→ **Dataset rows describing interfaces**
--------------------------------

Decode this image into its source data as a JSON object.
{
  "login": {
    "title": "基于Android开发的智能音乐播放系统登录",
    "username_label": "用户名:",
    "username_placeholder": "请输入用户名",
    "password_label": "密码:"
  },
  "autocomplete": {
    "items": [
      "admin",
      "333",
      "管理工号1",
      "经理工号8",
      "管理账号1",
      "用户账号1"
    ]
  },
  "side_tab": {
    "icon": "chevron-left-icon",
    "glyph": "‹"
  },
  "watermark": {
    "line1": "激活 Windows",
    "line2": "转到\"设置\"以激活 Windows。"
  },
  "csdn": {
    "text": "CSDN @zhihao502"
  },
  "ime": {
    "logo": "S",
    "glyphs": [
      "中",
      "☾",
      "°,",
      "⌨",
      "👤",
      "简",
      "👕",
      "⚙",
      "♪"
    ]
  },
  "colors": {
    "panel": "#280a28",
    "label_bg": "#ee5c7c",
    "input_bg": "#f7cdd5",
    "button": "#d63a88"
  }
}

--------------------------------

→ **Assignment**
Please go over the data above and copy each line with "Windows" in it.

→ **Exercise result**
    "line1": "激活 Windows",
    "line2": "转到\"设置\"以激活 Windows。"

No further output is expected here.